TASK TO COMPLETE: Please retype all of the records below word for word, leaving out any pictures.

DATA FOR PROCESSING:
== Segment start ==

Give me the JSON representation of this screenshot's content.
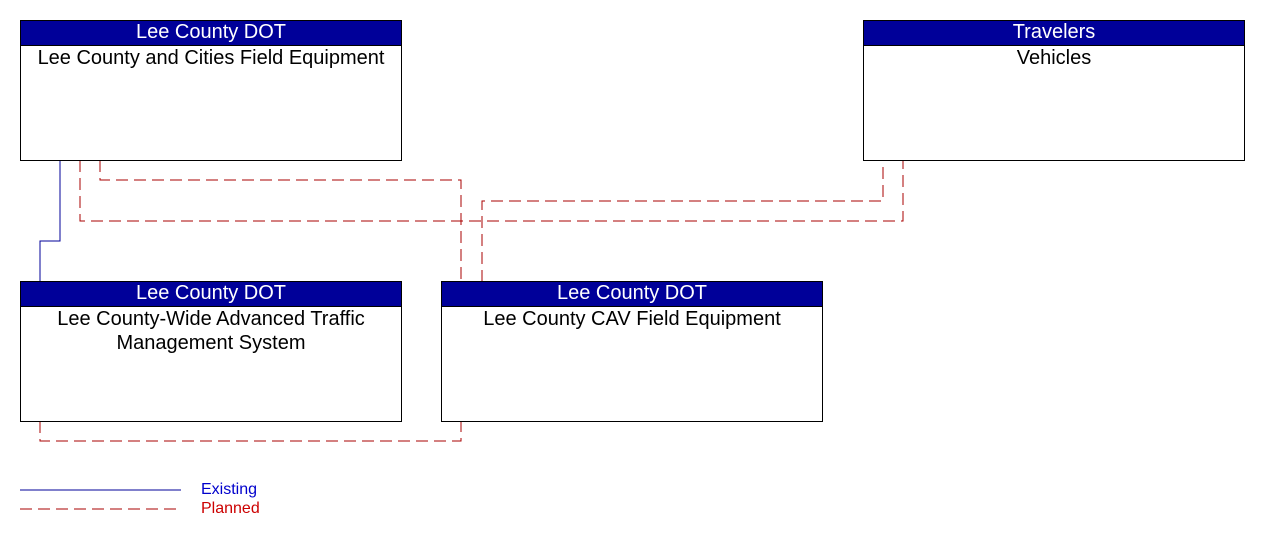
{
  "nodes": [
    {
      "id": "field",
      "owner": "Lee County DOT",
      "name": "Lee County and Cities Field Equipment"
    },
    {
      "id": "vehicles",
      "owner": "Travelers",
      "name": "Vehicles"
    },
    {
      "id": "atms",
      "owner": "Lee County DOT",
      "name": "Lee County-Wide Advanced Traffic Management System"
    },
    {
      "id": "cav",
      "owner": "Lee County DOT",
      "name": "Lee County CAV Field Equipment"
    }
  ],
  "links": [
    {
      "from": "field",
      "to": "atms",
      "status": "existing"
    },
    {
      "from": "field",
      "to": "cav",
      "status": "planned"
    },
    {
      "from": "field",
      "to": "vehicles",
      "status": "planned"
    },
    {
      "from": "cav",
      "to": "vehicles",
      "status": "planned"
    },
    {
      "from": "atms",
      "to": "cav",
      "status": "planned"
    }
  ],
  "legend": {
    "existing": {
      "label": "Existing",
      "color": "#000099"
    },
    "planned": {
      "label": "Planned",
      "color": "#aa0000"
    }
  }
}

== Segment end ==

REPLY TO THE TASK:
Give me the JSON representation of this screenshot's content.
{
  "nodes": [
    {
      "id": "field",
      "owner": "Lee County DOT",
      "name": "Lee County and Cities Field Equipment"
    },
    {
      "id": "vehicles",
      "owner": "Travelers",
      "name": "Vehicles"
    },
    {
      "id": "atms",
      "owner": "Lee County DOT",
      "name": "Lee County-Wide Advanced Traffic Management System"
    },
    {
      "id": "cav",
      "owner": "Lee County DOT",
      "name": "Lee County CAV Field Equipment"
    }
  ],
  "links": [
    {
      "from": "field",
      "to": "atms",
      "status": "existing"
    },
    {
      "from": "field",
      "to": "cav",
      "status": "planned"
    },
    {
      "from": "field",
      "to": "vehicles",
      "status": "planned"
    },
    {
      "from": "cav",
      "to": "vehicles",
      "status": "planned"
    },
    {
      "from": "atms",
      "to": "cav",
      "status": "planned"
    }
  ],
  "legend": {
    "existing": {
      "label": "Existing",
      "color": "#000099"
    },
    "planned": {
      "label": "Planned",
      "color": "#aa0000"
    }
  }
}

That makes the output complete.